*** STUDY MATERIAL ***
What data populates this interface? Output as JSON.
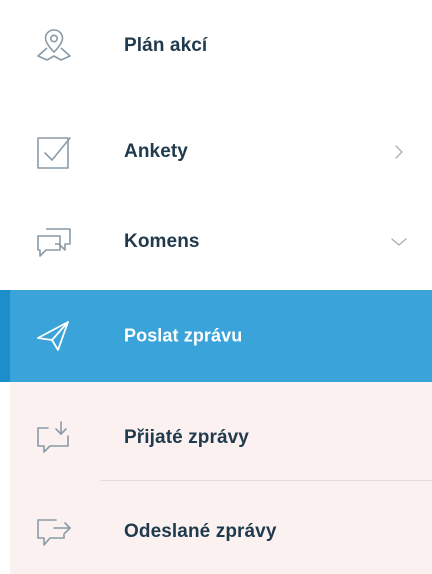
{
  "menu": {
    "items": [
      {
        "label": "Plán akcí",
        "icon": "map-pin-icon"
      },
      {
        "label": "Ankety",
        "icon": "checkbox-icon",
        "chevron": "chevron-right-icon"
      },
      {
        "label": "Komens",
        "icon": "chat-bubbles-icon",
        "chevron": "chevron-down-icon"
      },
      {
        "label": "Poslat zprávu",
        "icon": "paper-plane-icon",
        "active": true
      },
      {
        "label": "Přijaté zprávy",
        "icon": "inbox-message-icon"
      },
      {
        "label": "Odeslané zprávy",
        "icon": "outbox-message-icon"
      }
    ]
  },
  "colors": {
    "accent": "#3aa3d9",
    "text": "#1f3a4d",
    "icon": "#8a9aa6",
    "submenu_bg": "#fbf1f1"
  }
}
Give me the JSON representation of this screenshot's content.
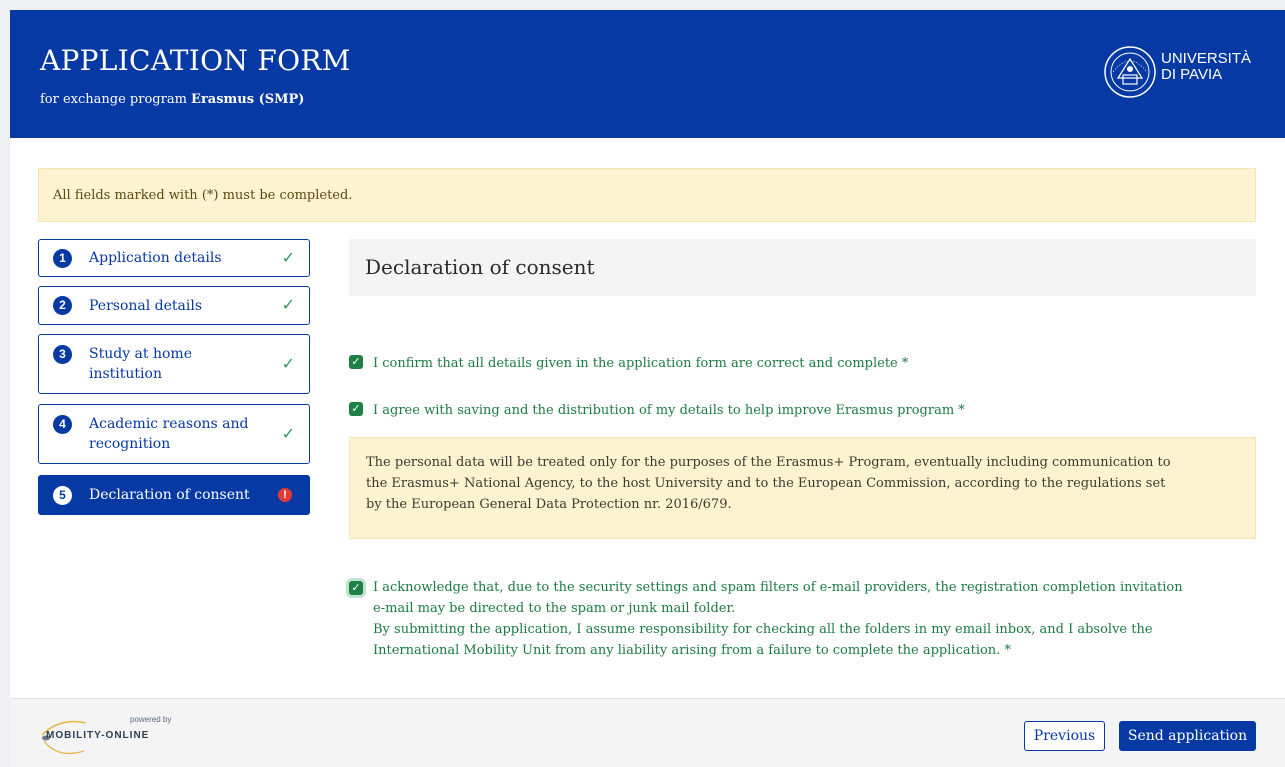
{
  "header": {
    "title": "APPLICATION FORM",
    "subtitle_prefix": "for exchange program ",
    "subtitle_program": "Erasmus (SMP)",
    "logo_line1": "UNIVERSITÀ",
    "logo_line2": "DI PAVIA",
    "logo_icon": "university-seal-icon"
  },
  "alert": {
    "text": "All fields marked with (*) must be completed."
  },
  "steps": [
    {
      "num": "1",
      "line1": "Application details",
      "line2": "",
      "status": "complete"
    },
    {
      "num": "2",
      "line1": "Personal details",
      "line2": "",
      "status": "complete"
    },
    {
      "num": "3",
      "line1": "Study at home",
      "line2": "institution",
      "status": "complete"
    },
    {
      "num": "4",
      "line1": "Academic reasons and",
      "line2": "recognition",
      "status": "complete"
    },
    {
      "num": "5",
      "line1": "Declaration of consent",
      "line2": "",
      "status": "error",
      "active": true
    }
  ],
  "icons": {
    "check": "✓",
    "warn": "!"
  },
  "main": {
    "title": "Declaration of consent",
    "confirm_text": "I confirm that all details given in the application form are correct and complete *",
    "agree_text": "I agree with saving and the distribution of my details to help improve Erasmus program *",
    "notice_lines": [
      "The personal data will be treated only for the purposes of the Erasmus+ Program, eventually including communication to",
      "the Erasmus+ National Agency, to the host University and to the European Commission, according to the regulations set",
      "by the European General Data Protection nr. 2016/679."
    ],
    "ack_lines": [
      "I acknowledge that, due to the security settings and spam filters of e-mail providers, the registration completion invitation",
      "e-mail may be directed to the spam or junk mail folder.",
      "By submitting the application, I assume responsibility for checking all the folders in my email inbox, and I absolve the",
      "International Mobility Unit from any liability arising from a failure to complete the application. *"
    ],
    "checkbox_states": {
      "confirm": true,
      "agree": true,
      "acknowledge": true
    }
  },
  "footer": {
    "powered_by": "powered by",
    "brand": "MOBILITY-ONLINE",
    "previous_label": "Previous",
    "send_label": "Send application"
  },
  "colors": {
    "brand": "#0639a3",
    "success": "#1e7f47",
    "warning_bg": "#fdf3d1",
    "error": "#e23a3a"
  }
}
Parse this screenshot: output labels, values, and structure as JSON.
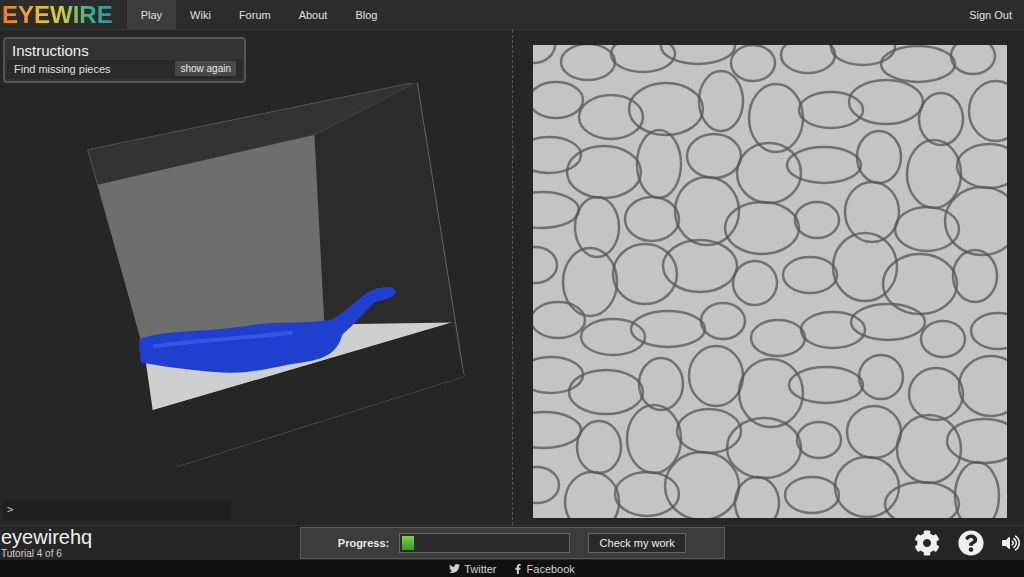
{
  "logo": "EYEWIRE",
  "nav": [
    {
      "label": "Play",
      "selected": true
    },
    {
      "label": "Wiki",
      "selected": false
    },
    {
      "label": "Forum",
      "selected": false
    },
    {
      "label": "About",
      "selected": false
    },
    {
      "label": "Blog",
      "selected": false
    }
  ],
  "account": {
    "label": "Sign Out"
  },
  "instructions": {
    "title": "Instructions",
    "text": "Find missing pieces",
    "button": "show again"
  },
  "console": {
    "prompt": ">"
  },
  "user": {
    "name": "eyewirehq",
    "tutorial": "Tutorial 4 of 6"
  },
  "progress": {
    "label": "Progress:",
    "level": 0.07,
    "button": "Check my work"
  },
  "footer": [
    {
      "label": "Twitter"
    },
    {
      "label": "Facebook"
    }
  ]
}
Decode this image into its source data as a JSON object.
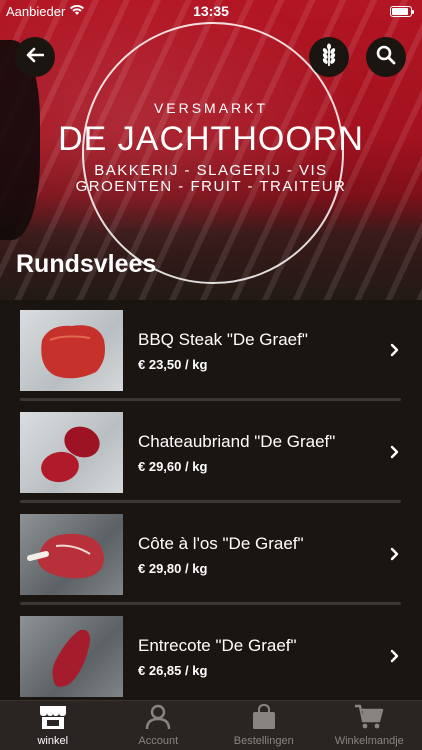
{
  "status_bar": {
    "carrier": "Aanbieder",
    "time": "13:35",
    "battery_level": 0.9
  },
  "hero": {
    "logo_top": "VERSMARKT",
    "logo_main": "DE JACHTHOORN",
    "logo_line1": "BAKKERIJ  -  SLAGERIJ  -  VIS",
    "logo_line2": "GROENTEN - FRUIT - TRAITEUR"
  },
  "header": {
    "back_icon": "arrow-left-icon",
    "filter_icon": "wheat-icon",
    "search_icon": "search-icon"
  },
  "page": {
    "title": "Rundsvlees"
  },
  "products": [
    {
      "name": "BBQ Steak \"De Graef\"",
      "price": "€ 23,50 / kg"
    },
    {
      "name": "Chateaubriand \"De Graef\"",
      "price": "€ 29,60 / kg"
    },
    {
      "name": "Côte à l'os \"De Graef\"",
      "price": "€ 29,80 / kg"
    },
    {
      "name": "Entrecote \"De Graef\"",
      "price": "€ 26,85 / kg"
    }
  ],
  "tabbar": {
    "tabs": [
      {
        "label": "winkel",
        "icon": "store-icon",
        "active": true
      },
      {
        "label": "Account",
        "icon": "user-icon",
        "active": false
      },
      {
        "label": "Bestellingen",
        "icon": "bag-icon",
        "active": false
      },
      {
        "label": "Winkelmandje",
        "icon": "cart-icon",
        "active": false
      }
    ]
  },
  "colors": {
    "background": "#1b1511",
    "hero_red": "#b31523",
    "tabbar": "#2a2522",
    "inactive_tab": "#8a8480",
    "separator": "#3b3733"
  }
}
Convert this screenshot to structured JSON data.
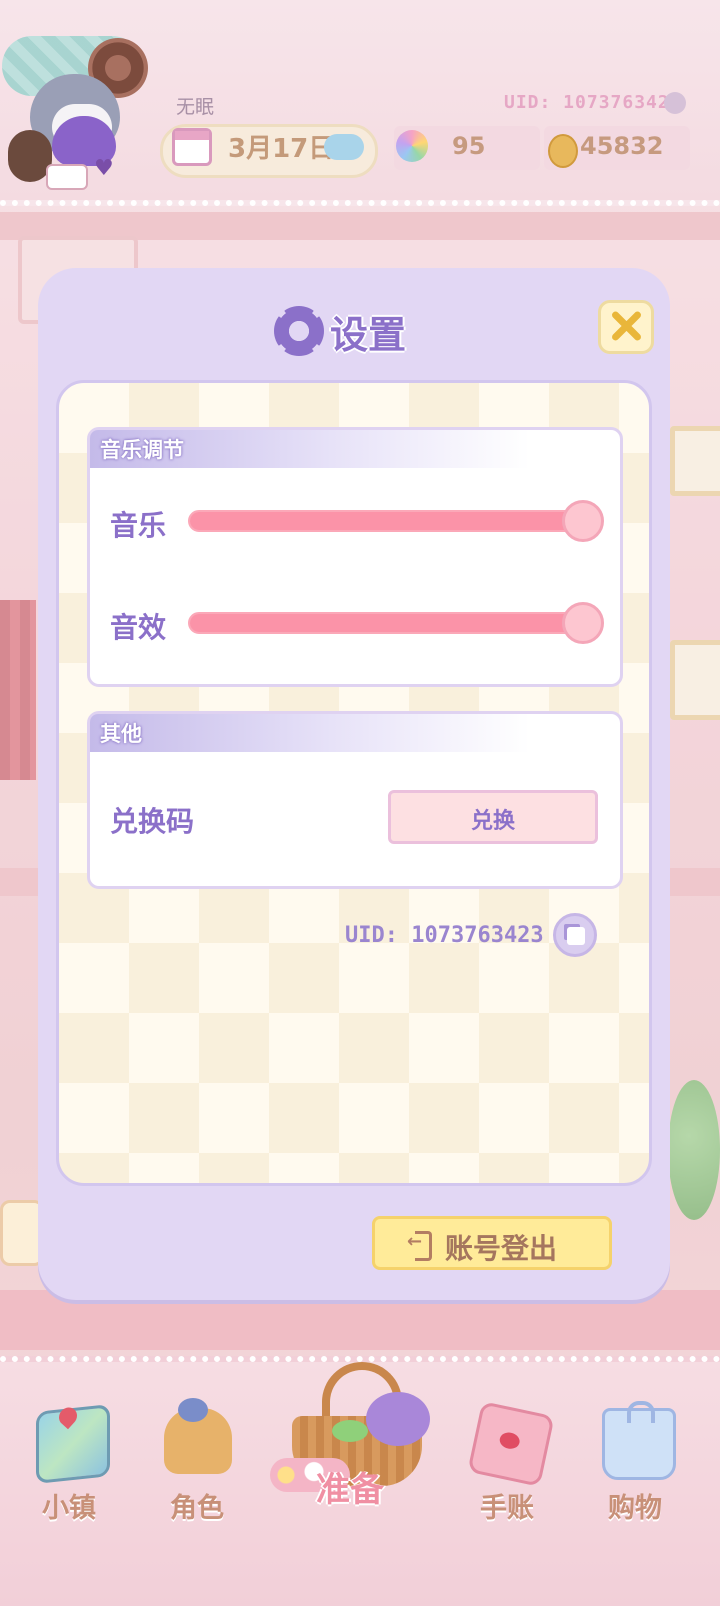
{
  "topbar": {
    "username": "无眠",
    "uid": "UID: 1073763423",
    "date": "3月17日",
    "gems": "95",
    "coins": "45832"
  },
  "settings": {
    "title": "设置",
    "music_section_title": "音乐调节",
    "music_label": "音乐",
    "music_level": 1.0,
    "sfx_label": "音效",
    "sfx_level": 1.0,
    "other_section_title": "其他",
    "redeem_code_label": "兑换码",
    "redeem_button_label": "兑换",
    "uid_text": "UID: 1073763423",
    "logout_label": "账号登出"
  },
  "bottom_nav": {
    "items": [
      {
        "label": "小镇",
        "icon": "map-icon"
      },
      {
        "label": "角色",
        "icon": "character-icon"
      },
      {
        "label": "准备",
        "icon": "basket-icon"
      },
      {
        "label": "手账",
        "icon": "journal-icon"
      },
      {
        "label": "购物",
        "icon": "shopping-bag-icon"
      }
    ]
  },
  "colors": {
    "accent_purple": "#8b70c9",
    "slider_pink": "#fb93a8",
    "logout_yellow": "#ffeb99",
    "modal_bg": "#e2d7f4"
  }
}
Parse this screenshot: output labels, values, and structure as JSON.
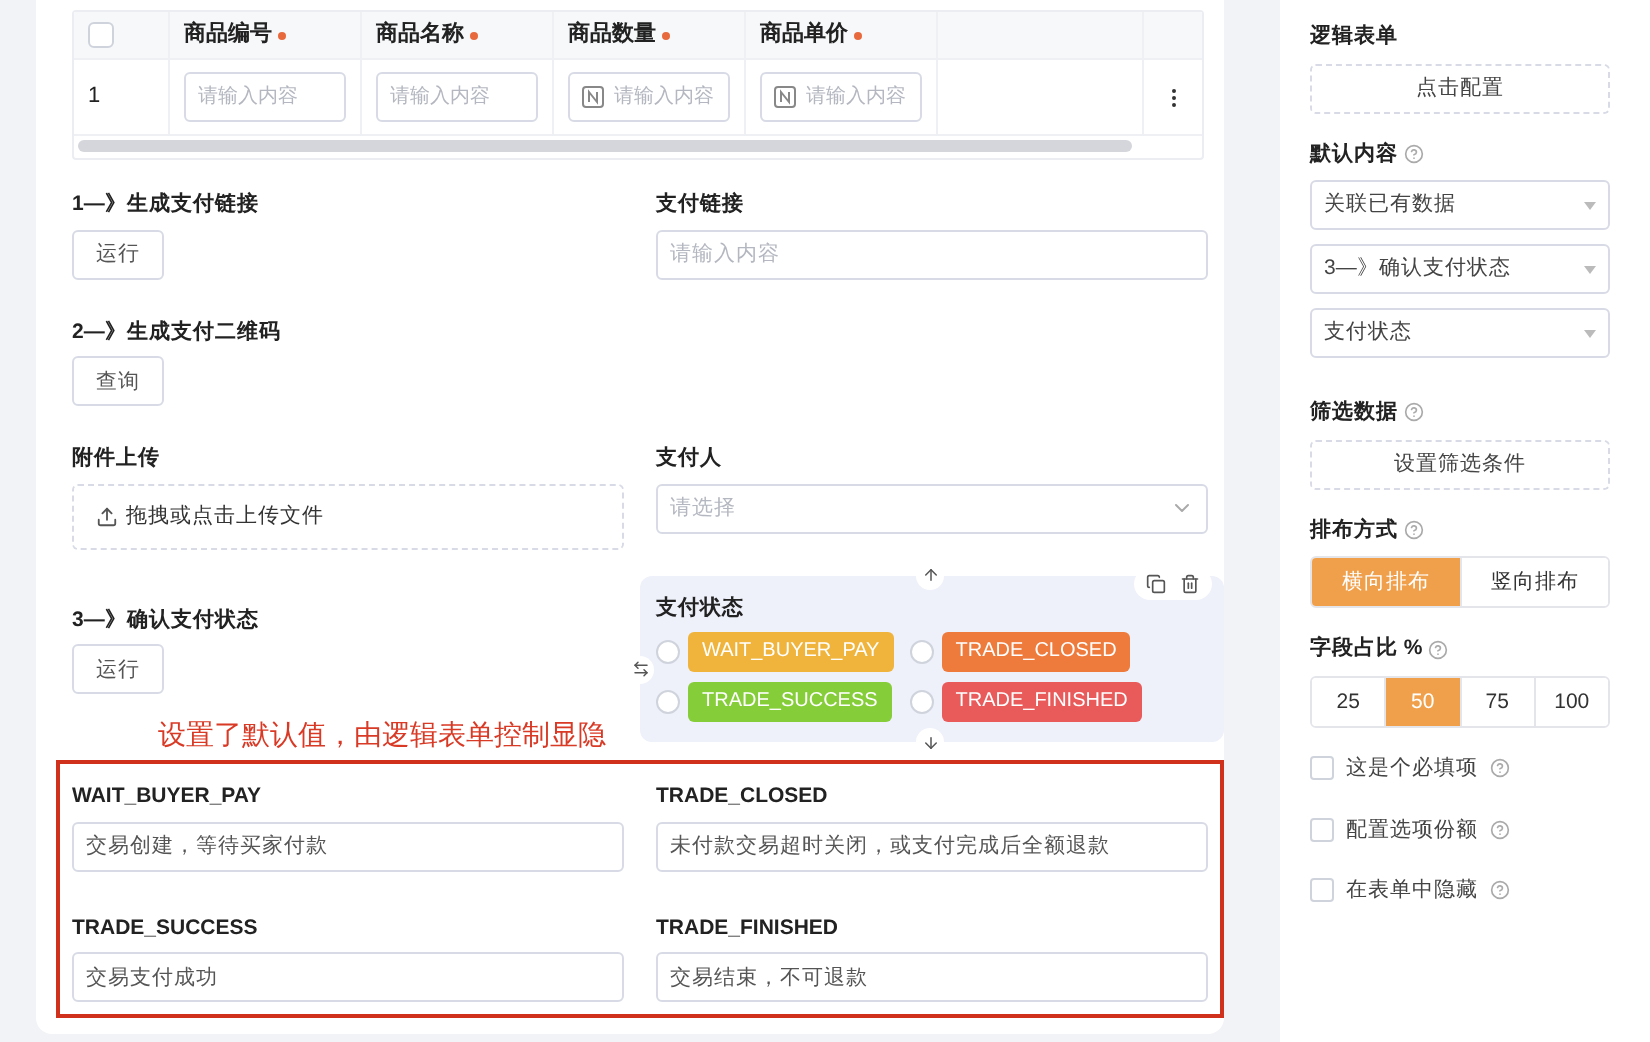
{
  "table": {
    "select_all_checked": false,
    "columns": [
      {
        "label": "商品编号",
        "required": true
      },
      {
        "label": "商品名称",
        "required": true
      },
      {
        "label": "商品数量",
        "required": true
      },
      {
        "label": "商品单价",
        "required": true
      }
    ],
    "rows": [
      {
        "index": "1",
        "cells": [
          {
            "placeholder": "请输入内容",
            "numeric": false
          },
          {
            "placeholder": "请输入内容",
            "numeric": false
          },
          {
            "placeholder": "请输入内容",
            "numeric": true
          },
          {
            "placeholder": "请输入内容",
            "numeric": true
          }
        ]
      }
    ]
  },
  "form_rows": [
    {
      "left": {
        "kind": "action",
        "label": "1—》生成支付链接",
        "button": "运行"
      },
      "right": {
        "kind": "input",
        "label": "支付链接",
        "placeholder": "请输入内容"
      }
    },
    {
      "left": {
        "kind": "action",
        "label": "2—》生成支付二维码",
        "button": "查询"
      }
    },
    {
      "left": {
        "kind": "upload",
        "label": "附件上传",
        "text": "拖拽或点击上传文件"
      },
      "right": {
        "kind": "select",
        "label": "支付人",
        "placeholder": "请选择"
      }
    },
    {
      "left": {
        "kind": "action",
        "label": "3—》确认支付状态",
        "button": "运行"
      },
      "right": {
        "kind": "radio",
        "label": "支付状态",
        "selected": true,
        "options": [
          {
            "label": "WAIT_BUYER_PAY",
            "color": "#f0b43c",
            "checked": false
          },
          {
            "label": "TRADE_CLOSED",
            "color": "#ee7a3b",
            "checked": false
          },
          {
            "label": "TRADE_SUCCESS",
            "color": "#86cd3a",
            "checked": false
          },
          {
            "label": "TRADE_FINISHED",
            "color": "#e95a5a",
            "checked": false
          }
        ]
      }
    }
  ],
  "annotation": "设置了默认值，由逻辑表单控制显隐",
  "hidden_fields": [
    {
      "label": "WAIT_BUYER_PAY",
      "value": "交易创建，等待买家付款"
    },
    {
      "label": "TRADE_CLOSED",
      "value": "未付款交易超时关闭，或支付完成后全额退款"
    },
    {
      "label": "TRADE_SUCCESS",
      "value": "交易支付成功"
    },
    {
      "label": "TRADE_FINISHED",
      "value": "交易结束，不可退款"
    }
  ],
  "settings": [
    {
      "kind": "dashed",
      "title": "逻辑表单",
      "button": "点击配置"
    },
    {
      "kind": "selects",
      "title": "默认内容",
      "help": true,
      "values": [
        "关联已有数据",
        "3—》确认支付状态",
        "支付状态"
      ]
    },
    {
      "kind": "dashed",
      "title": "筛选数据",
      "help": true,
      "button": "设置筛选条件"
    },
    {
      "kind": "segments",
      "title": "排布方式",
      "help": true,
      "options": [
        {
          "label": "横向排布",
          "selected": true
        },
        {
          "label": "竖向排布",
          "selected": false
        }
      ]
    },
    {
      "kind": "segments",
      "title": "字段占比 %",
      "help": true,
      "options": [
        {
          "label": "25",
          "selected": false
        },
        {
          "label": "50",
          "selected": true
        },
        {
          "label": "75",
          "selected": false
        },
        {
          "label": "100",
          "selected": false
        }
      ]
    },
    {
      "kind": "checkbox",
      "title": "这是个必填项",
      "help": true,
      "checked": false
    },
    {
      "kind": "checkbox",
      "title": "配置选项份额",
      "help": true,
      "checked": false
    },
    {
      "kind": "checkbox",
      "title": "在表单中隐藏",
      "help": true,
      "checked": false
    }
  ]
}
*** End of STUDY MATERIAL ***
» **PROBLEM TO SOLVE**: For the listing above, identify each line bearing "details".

» **RESPONSE**:
      "line1": "Application details",
      "line1": "Personal details",
    "confirm_text": "I confirm that all details given in the application form are correct and complete *",
    "agree_text": "I agree with saving and the distribution of my details to help improve Erasmus program *",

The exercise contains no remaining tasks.